EXERCISE DIRECTIONS => Extract the listing below in full, unchanged.

SUPPLIED RECORDS =>
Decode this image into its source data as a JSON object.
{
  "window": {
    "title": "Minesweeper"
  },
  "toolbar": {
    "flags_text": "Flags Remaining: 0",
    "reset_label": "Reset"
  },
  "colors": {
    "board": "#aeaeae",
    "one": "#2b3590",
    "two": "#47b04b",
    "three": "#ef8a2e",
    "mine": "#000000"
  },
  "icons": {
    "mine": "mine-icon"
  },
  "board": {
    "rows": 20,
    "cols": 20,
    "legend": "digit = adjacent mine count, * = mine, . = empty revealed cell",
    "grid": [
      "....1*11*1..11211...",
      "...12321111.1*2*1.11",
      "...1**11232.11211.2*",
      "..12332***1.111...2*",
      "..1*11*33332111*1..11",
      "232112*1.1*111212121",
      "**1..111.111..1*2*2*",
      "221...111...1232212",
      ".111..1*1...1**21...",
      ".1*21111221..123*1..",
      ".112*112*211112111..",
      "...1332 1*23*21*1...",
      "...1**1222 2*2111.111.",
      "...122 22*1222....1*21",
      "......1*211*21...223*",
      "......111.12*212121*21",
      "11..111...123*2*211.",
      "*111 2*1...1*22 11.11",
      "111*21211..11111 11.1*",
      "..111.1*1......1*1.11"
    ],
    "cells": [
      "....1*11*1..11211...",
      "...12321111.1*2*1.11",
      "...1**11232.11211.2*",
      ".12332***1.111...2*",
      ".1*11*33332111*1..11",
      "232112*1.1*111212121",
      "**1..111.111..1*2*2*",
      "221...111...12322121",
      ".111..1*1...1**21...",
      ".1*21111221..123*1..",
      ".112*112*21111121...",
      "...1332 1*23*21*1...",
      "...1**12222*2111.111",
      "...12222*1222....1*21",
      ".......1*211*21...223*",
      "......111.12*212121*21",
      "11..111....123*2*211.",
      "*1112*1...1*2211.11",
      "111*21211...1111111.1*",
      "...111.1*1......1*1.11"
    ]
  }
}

RESPONSE TO THIS TASK =>
Decode this image into its source data as a JSON object.
{
  "window": {
    "title": "Minesweeper"
  },
  "toolbar": {
    "flags_text": "Flags Remaining: 0",
    "reset_label": "Reset"
  },
  "colors": {
    "board": "#aeaeae",
    "one": "#2b3590",
    "two": "#47b04b",
    "three": "#ef8a2e",
    "mine": "#000000"
  },
  "icons": {
    "mine": "mine-icon"
  },
  "board": {
    "rows": 20,
    "cols": 20,
    "legend": "digit = adjacent mine count, * = mine, . = empty revealed cell",
    "grid": [
      "....1*11*1..11211...",
      "...12321111.1*2*1.11",
      "...1**11232.11211.2*",
      "..12332***1.111...2*",
      "..1*11*33332111*1..11",
      "232112*1.1*111212121",
      "**1..111.111..1*2*2*",
      "221...111...1232212",
      ".111..1*1...1**21...",
      ".1*21111221..123*1..",
      ".112*112*211112111..",
      "...1332 1*23*21*1...",
      "...1**1222 2*2111.111.",
      "...122 22*1222....1*21",
      "......1*211*21...223*",
      "......111.12*212121*21",
      "11..111...123*2*211.",
      "*111 2*1...1*22 11.11",
      "111*21211..11111 11.1*",
      "..111.1*1......1*1.11"
    ],
    "cells": [
      "....1*11*1..11211...",
      "...12321111.1*2*1.11",
      "...1**11232.11211.2*",
      ".12332***1.111...2*",
      ".1*11*33332111*1..11",
      "232112*1.1*111212121",
      "**1..111.111..1*2*2*",
      "221...111...12322121",
      ".111..1*1...1**21...",
      ".1*21111221..123*1..",
      ".112*112*21111121...",
      "...1332 1*23*21*1...",
      "...1**12222*2111.111",
      "...12222*1222....1*21",
      ".......1*211*21...223*",
      "......111.12*212121*21",
      "11..111....123*2*211.",
      "*1112*1...1*2211.11",
      "111*21211...1111111.1*",
      "...111.1*1......1*1.11"
    ]
  }
}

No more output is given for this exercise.